◆ Work request
Find the string "edit" in the data, and copy out each line that has it.

____

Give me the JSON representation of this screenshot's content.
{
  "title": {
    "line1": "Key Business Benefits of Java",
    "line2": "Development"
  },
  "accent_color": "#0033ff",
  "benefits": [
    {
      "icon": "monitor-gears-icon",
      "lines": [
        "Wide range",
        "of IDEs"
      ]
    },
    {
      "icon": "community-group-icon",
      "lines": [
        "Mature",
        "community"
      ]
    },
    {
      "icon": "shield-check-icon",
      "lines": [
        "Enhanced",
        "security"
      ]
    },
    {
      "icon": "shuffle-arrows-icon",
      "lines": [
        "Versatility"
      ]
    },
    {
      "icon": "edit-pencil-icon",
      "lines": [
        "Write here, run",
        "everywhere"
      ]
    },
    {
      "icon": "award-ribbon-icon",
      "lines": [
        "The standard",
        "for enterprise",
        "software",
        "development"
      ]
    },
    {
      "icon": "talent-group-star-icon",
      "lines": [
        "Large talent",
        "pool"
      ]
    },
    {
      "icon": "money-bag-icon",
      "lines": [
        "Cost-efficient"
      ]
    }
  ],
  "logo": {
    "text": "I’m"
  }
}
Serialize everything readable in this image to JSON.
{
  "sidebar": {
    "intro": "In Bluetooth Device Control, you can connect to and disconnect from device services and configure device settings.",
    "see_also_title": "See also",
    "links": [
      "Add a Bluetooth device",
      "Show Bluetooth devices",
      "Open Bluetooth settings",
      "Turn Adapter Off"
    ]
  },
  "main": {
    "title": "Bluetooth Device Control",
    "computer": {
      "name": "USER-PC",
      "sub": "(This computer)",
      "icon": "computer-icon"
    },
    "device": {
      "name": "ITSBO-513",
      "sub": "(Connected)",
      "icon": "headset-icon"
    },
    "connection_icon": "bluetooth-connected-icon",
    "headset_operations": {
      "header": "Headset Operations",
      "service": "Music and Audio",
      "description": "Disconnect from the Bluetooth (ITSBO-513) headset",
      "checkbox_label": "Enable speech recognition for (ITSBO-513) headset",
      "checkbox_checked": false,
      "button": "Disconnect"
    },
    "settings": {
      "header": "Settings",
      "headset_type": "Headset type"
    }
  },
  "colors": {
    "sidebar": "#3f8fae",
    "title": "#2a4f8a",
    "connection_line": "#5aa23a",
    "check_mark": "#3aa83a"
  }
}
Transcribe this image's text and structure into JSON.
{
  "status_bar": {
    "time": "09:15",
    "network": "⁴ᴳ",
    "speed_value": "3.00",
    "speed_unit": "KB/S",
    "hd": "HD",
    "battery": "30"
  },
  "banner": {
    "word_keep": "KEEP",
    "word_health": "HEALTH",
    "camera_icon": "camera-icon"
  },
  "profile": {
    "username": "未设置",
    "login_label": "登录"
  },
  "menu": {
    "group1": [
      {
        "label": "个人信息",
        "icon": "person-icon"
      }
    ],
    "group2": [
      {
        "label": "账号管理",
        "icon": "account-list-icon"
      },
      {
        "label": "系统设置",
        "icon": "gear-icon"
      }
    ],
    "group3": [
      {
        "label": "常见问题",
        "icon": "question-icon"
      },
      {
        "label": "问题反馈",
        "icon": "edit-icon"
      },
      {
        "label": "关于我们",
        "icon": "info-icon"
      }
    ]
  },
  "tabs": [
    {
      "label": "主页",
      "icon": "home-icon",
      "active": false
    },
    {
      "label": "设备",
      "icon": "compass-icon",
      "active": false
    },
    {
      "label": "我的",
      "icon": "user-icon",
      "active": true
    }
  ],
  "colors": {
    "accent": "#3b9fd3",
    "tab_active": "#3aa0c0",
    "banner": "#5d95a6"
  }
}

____

◆ Solution to this exercise
      "icon": "edit-pencil-icon",
        "icon": "edit-icon"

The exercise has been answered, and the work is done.